#### What is expected:
For the data below, count the lines that have the string "here" and state that number by itself.

#### Records for the exercise:

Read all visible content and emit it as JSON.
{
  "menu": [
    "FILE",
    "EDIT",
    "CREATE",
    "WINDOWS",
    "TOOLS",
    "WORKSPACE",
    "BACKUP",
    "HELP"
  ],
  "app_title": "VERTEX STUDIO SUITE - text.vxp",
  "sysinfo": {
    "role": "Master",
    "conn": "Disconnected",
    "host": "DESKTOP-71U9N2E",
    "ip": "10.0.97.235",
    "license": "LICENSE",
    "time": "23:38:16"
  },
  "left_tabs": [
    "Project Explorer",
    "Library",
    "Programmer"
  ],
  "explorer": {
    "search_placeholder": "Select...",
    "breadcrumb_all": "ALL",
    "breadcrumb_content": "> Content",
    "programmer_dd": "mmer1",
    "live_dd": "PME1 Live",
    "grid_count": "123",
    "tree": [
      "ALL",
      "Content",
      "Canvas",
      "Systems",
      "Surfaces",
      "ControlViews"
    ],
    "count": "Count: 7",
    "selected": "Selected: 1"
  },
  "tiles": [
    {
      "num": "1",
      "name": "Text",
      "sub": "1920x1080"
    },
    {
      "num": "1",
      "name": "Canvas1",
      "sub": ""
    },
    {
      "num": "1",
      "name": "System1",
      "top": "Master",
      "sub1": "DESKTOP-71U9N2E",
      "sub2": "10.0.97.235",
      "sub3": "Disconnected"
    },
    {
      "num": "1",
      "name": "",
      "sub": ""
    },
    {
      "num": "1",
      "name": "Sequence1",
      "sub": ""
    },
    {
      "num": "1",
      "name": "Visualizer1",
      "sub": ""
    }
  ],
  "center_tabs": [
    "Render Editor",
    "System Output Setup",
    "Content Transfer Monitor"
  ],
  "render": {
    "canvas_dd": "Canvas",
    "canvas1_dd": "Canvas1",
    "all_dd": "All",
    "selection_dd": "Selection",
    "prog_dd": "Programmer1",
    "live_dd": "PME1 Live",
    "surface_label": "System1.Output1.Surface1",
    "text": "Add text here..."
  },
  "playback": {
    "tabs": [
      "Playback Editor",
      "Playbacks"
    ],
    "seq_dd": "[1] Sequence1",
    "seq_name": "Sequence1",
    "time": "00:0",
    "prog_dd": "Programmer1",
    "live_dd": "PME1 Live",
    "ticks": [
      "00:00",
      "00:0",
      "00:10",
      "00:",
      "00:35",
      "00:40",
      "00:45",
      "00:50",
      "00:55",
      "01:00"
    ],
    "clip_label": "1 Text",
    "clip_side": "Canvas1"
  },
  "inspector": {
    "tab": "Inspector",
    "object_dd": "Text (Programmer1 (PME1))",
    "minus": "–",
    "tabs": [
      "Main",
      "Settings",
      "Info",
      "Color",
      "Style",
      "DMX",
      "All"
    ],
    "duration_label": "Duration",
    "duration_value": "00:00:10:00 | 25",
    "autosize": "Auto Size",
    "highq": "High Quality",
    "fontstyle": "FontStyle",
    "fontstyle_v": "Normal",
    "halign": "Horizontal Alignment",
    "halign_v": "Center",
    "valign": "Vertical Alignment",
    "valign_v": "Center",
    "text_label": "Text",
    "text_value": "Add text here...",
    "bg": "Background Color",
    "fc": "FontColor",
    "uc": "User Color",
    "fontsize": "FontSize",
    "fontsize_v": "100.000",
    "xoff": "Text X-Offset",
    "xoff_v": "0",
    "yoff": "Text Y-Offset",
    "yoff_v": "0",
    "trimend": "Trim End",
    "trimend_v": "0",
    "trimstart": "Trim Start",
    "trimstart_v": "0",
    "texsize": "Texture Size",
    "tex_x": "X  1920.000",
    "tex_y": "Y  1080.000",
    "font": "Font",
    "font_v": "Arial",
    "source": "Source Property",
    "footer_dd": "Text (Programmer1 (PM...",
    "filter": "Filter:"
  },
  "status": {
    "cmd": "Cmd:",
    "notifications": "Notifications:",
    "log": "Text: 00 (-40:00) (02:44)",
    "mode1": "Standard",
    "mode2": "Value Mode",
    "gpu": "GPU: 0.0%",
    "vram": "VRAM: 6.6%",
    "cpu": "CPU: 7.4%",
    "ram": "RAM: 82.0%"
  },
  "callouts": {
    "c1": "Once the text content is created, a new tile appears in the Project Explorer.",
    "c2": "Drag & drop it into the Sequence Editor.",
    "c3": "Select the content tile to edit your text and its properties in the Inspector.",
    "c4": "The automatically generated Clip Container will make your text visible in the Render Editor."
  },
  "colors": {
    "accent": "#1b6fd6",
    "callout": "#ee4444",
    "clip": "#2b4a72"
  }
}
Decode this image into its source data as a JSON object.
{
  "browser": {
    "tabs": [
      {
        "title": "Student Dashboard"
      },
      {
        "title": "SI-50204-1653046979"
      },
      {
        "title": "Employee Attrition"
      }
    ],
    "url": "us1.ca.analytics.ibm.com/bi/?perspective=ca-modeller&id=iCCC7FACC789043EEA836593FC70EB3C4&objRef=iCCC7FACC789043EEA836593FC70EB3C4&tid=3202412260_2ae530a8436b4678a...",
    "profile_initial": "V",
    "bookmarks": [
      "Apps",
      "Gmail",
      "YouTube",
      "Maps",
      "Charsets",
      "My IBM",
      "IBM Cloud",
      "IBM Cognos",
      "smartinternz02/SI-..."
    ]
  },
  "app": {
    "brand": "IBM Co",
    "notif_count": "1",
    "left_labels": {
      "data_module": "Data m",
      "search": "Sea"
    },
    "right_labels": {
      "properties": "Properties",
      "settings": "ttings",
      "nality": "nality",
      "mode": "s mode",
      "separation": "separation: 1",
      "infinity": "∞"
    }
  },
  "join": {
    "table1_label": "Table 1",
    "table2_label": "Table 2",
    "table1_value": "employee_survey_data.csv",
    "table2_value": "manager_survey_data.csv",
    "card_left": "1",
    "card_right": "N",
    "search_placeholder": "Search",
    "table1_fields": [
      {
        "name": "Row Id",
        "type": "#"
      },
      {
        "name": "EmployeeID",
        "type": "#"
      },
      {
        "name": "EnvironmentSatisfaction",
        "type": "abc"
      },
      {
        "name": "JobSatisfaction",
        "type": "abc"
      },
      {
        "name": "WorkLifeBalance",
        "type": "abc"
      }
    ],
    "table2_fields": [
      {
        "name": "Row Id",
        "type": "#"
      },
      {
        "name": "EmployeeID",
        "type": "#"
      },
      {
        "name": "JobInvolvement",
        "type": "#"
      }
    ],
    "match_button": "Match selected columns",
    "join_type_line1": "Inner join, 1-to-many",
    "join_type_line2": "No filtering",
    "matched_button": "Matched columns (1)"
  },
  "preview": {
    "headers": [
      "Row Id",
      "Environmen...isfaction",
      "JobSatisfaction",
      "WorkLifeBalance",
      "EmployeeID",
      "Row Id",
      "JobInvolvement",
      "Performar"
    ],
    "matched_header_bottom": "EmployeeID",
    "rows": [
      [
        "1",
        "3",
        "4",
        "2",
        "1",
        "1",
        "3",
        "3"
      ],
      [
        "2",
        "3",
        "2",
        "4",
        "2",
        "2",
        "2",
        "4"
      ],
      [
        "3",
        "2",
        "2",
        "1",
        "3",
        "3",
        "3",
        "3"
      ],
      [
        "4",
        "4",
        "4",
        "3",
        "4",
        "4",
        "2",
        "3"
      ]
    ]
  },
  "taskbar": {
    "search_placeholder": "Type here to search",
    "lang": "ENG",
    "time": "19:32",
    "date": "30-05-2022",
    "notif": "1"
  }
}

#### Expected answer:
3